What are these copper pipes in ductwork?

Inspected an updated condo in a 1920 building in NJ. Concrete floors/ceilings, but where they ran some ductwork for the cooling system it is covered by finished ceiling. Popped my head up in an access panel and saw this in the ductwork. Anyone have any ideas what these u-shaped copper piping is entering/exiting the duct? At first I thought it might be a heating coil inside the duct, but the thermostats for the air handler / ducted system was cooling only. The heat was supplied by baseboard convectors. Both AC and heat was included with association fees (huge condensers on the roof for cooling, huge boiler in basement). AC and heat was controlled on the unit level. I can finish my report without knowing but I’m just really curious what it is.

That is a coil.

Yeah, that’s what I thought but it’s so odd that there are no controls for it on the thermostats and didn’t see a separate control for it. I reported it appeared to be a heating coil and I couldn’t find the controls, so to ask the owner about it and also have the HVAC tech servicing the unit (for another reason) inspect it. I also talked to the client about it explaining the same thing.

It is a heat sink, it transfers heat or cold to the incoming air to help warm or cool the air before it gets into the home to help with costs. There aren’t any controls for this as it just circulates liquid thru the coil when the system is running.

That’s an inline cooling coil and the controls would be up inside the rooftop unit and tied to whatever cooling thermostat in the apartment.

Thanks for the confirmation so far. It’s in the supply duct, downstream of the evaporator coil. If it is a cooling coil/heat sink with cold liquid running through, couldn’t condensation result inside the duct? I didn’t see a condensate management system below that coil. How do they handle that?

I would imagine there are modulating dampers that control the temperature of the air and temperature of the cooling coil all controlled by the roof top unit.
You might be best to recommend an HVAC technician to help you out here.

Thanks Marcel. That makes sense and wondered if that could be done, which you confirmed for me. I did report it as unknown/not inspected (it was 50 degrees her in NJ) and suggested an HVAC contractor look at it since they were already going to be there for another reason. All of this was for my own knowledge…I do a lot of business in urban areas so I’m always seeing new scenarios with large, HOA-owned systems and I want to be able to explain to an interested client how they are working. It’s all out of scope since it is owned by the HOA, but I want to be educated. Thanks again.

If it’s in the supply duct downstream of the evap coil, then what you’re looking at might be a reheat coil.

Right, except this ductwork was only used for the AC. There was no furnace or any type of heating system in the cabinet, just an air blower and evaporator coil. The digital thermostat only had a cool option, not one for heat.

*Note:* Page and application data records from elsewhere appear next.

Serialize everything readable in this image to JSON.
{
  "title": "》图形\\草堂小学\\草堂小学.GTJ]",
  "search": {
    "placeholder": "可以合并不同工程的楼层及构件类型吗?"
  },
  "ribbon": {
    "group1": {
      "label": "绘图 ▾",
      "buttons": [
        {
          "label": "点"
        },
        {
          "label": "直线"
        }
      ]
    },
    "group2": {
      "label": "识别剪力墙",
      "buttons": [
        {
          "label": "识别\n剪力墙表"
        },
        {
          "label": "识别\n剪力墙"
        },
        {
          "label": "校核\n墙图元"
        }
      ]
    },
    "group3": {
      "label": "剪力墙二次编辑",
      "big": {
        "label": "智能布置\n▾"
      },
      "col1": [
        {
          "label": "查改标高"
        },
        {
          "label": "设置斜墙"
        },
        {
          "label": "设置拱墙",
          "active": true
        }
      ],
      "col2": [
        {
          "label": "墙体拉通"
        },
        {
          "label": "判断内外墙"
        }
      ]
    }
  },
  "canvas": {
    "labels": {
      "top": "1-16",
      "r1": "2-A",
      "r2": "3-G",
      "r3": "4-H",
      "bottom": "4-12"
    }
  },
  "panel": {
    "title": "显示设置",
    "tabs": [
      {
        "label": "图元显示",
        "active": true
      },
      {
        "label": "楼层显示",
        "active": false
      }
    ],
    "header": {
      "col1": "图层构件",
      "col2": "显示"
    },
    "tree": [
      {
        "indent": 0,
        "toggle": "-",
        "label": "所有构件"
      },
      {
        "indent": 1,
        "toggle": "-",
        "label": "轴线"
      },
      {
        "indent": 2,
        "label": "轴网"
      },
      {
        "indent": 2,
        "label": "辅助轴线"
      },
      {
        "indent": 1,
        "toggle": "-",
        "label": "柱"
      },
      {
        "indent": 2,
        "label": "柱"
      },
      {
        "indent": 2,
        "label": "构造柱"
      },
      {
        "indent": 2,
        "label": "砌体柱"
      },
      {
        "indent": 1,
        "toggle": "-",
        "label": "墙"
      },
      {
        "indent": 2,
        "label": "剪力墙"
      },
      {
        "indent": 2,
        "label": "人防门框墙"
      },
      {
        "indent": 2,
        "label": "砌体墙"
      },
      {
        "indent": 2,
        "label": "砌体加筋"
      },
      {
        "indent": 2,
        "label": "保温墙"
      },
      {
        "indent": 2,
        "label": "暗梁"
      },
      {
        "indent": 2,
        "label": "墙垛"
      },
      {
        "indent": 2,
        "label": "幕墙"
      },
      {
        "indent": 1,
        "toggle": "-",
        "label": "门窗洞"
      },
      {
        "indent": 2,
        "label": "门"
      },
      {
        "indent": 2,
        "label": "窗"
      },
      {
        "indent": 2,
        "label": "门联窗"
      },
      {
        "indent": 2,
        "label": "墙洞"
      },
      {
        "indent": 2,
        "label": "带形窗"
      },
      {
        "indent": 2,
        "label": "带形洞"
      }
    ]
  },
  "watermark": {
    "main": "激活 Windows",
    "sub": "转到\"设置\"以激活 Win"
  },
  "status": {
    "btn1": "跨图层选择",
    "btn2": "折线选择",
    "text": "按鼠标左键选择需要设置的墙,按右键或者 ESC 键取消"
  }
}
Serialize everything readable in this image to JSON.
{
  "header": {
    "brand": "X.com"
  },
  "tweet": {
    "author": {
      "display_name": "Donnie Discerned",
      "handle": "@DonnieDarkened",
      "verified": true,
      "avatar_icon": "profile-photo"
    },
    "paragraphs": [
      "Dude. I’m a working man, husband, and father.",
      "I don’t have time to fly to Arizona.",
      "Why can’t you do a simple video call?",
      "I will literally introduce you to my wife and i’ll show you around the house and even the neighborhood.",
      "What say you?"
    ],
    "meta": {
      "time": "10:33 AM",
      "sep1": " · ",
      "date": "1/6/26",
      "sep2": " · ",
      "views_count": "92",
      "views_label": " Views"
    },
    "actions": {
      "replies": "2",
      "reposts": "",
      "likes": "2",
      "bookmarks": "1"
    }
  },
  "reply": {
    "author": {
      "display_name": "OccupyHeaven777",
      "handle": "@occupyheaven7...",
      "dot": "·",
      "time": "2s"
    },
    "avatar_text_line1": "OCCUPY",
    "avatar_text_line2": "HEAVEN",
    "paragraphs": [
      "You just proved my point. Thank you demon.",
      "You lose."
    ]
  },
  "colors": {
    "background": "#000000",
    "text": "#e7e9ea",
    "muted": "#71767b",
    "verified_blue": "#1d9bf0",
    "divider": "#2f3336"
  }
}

That’s why I had to ask the forum, because I’ve never seen this as part of a cooling system, only as part of a heating system.

Your missing or not observing something here.
This would be a good time to ask the building owner about the system.

These type of building systems sometimes supply tempered air (both heating and cooling, or one or the other) through these coils. Individual supplemental heat/cooling is used to adjust set individual set point temps above the tempered air coil. As you report there is no condensation control and there is another apparent evaporator coil with roof top units and cooling only t-stat (roof tops could be only for common use areas of the building) leads me to think it is just a heating coil to the boiler.

Note: chilled water coils do not need condensate control if the chilled water is not below dew point. This depends of your regional area.

As you can see, these systems have many options and can be complicated. The system may have been upgraded/modified since initial installation. May not even be in use any more (if you didn’t check). Thus, it would be a good time to ask someone about it. Seeing the client is not responsible for the heating/cooling, there is no reason to report anything other than it is domestic heating/cooling.

Then it could just be an air handler with a duct-mounted evaporator coil. That’s common.